So, here is my question. Where is the magic in the white wedding? It is illusory. It is created by orchestrated music, emotional moments in a movie, smiles on the faces of actors, pretty photographs, gorgeous gowns and an evening of celebration. It is in the mind. It is not in the ceremony, or the dress, or the limo, or the honeymoon suite, or anywhere else.
A person who cannot handle life and who cannot maintain relationship and trust, will not be saved by the organ, the stained-glass windows, the flowers, the wedding rings, or anything else that happens on the “big day”.
Big Day a Big Flop
Have you ever heard of a “big day” becoming a Big Flop! Maybe not in those terms. Instead we call it “divorce”. Have you ever heard of divorce? Have you ever heard of adultery? Have you ever heard of heart-break? Have you ever heard or arguments, bitching, spite, jealousy, resentment and the like?
Those things can be summarised with the term “big flop”! Every wedding day that pre-empts those things is a Big Flop! The bridesmaids, photographer, music, smiles, confetti and all the rest of it were wasted! They did not save the marriage. They did not create “happily ever after”!
And they never can! They never will! The white wedding has no magic. The mystique is illusion. The fantasy wedding is just that; “fantasy”!
Expectation versus Preparation

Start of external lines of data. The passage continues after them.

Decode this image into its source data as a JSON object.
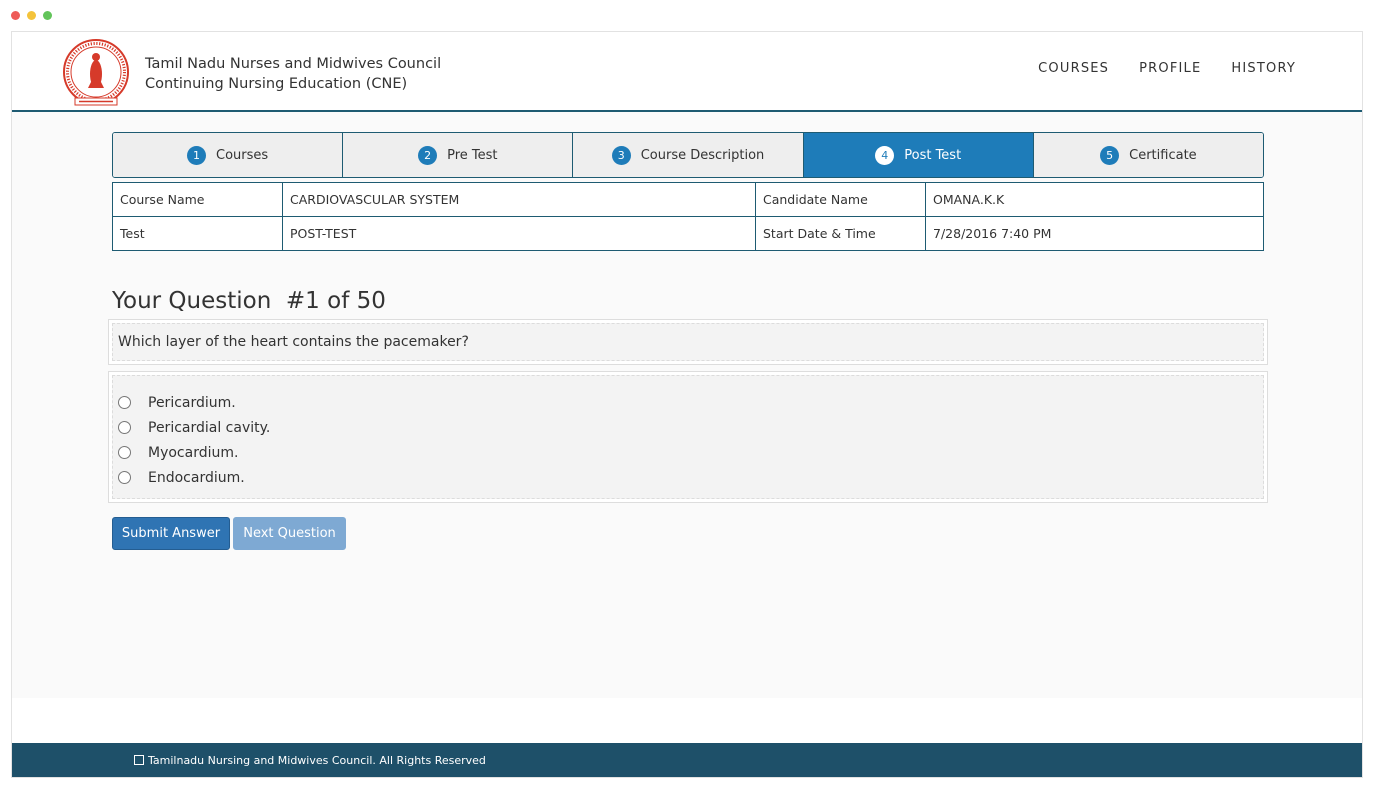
{
  "header": {
    "org_name": "Tamil Nadu Nurses and Midwives Council",
    "program": "Continuing Nursing Education (CNE)",
    "nav": [
      "COURSES",
      "PROFILE",
      "HISTORY"
    ],
    "accent": "#1e5b72"
  },
  "steps": [
    {
      "num": "1",
      "label": "Courses"
    },
    {
      "num": "2",
      "label": "Pre Test"
    },
    {
      "num": "3",
      "label": "Course Description"
    },
    {
      "num": "4",
      "label": "Post Test"
    },
    {
      "num": "5",
      "label": "Certificate"
    }
  ],
  "info": {
    "course_name_label": "Course Name",
    "course_name": "CARDIOVASCULAR SYSTEM",
    "candidate_label": "Candidate Name",
    "candidate": "OMANA.K.K",
    "test_label": "Test",
    "test": "POST-TEST",
    "start_label": "Start Date & Time",
    "start": "7/28/2016 7:40 PM"
  },
  "question": {
    "title": "Your Question  #1 of 50",
    "text": "Which layer of the heart contains the pacemaker?",
    "options": [
      "Pericardium.",
      "Pericardial cavity.",
      "Myocardium.",
      "Endocardium."
    ]
  },
  "buttons": {
    "submit": "Submit Answer",
    "next": "Next Question"
  },
  "footer": {
    "text": "Tamilnadu Nursing and Midwives Council. All Rights Reserved"
  }
}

Little girls do not need to have their “expectation” aroused. They need to make “preparation” for successful relationship building. The notion of “happily ever after” needs to be replaced with the confidence that “You can make it work, honey!”
Prepare your children and yourself for “life”, not for an expensive big day. Train your children that no-one is perfect. We all let each other down and upset each other in many ways. That’s why we learn to forgive and to ask forgiveness. That’s why we have to call on God for His grace. That’s why we “work at” and “build” a relationship, rather than have it delivered on a platter.
Every time your child is upset at you or a sibling or friend you can use that to prepare them for the “life” that follows the big day. Every time your child struggles with their emotions you can teach them to tame and guide their heart. Every time your child hears about relationships falling apart, you can teach them how to restore relationship and make it work.
Maturity over the Moment
There is no reason why your child should not enjoy and anticipate their big day. However you are much wiser to prepare them for the life that follows, rather than let them get lost in the fantasy of that “magic moment”. Help your child anticipate the “maturity” which they will grow into, rather than the “theme park ride” that passes in a few moments.
Speak to your child about their big day, but also about their coming responsibilities as a parent. Talk to them about what they will do when they are a grandparent. Prepare them, mentally, emotionally and spiritually, for those hard moments in life, like sitting up all night with a sick child.
Don’t just fantasise about the wedding day, but about them coaching their children in a favourite sport, teaching their children to catch fish, change a tyre, go camping in the wilds, mend socks and cook meals. Prepare your children for the maturity they will blossom into, not just the moment that will pass.
Mentor Your Child
Remember that your child is being mentored by you. Your attitudes and reactions instruct your child about what is valuable and important in life. If you go giddy over silly things, then they will too. If you are mature and wise, you will raise them to be mature and wise too.
If you are foolish and immature, it is high time you worked through that and became the kind of parent that will create mature, godly generations for the future.
Remember, you are preparing future generations, not coaching an actor for one scene in a movie.